Scan the entries that follow for the word "title", then report every line in which it appears.

Collected data entries:
..........
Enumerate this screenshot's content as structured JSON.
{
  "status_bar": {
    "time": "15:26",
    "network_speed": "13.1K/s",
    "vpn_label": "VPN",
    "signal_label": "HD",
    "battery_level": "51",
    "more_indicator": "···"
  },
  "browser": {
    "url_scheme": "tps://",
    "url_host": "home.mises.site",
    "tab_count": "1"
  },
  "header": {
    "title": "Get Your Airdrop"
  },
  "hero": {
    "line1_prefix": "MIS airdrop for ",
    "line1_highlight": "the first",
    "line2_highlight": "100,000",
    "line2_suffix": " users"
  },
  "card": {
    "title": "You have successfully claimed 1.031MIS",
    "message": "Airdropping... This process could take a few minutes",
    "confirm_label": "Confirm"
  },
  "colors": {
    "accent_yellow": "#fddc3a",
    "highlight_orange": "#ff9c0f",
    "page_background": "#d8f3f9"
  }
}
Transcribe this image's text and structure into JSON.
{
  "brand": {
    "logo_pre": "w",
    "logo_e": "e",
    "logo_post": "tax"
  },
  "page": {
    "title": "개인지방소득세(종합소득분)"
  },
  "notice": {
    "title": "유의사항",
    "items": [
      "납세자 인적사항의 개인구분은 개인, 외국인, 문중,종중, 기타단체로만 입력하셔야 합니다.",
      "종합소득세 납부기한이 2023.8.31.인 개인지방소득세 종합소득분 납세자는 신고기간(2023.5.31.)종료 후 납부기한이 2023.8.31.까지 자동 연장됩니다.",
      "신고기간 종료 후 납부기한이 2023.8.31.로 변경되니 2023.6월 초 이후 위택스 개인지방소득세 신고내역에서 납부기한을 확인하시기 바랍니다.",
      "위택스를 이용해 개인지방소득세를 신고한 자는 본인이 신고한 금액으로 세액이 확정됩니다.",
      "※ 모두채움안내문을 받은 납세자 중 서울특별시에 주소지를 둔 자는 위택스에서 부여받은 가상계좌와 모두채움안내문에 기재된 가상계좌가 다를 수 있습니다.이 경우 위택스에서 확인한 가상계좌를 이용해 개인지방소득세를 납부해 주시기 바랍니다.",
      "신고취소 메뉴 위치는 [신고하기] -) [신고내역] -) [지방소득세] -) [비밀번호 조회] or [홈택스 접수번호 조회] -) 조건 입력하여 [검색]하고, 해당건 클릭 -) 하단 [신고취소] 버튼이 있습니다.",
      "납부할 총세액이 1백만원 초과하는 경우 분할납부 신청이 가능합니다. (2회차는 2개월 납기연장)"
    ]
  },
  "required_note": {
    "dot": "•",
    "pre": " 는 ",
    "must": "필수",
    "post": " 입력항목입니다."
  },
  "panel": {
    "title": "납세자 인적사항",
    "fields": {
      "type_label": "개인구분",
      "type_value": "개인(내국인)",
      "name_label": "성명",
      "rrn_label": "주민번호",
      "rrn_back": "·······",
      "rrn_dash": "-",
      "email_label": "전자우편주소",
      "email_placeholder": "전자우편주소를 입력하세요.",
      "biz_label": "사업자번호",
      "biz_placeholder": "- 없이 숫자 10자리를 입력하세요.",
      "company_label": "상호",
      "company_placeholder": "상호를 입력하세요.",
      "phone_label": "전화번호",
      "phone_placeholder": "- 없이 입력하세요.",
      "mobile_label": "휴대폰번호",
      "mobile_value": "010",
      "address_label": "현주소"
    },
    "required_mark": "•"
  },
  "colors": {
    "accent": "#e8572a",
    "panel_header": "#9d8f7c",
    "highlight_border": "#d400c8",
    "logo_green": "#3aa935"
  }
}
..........
Output for this exercise:
    "title": "Get Your Airdrop"
    "title": "You have successfully claimed 1.031MIS",
    "title": "개인지방소득세(종합소득분)"
    "title": "유의사항",
    "title": "납세자 인적사항",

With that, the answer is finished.